Entries supplied Start Marker
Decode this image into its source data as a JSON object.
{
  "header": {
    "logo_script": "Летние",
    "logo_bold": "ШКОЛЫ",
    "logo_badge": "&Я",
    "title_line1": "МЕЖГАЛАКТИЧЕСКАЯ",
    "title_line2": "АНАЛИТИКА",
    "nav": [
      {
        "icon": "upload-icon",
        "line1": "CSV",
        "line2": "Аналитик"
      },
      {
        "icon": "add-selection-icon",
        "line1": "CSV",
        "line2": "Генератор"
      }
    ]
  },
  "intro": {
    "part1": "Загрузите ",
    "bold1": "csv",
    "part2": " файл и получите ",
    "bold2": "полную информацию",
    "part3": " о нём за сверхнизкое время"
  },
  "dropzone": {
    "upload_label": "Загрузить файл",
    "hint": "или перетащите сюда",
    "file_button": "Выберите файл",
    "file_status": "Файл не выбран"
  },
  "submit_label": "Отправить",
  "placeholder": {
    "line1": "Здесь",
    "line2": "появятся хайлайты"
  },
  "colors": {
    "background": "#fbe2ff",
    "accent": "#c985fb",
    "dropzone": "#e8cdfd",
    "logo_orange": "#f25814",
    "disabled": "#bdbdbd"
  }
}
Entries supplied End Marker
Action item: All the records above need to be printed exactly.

Solution for this problem:
Decode this image into its source data as a JSON object.
{
  "header": {
    "logo_script": "Летние",
    "logo_bold": "ШКОЛЫ",
    "logo_badge": "&Я",
    "title_line1": "МЕЖГАЛАКТИЧЕСКАЯ",
    "title_line2": "АНАЛИТИКА",
    "nav": [
      {
        "icon": "upload-icon",
        "line1": "CSV",
        "line2": "Аналитик"
      },
      {
        "icon": "add-selection-icon",
        "line1": "CSV",
        "line2": "Генератор"
      }
    ]
  },
  "intro": {
    "part1": "Загрузите ",
    "bold1": "csv",
    "part2": " файл и получите ",
    "bold2": "полную информацию",
    "part3": " о нём за сверхнизкое время"
  },
  "dropzone": {
    "upload_label": "Загрузить файл",
    "hint": "или перетащите сюда",
    "file_button": "Выберите файл",
    "file_status": "Файл не выбран"
  },
  "submit_label": "Отправить",
  "placeholder": {
    "line1": "Здесь",
    "line2": "появятся хайлайты"
  },
  "colors": {
    "background": "#fbe2ff",
    "accent": "#c985fb",
    "dropzone": "#e8cdfd",
    "logo_orange": "#f25814",
    "disabled": "#bdbdbd"
  }
}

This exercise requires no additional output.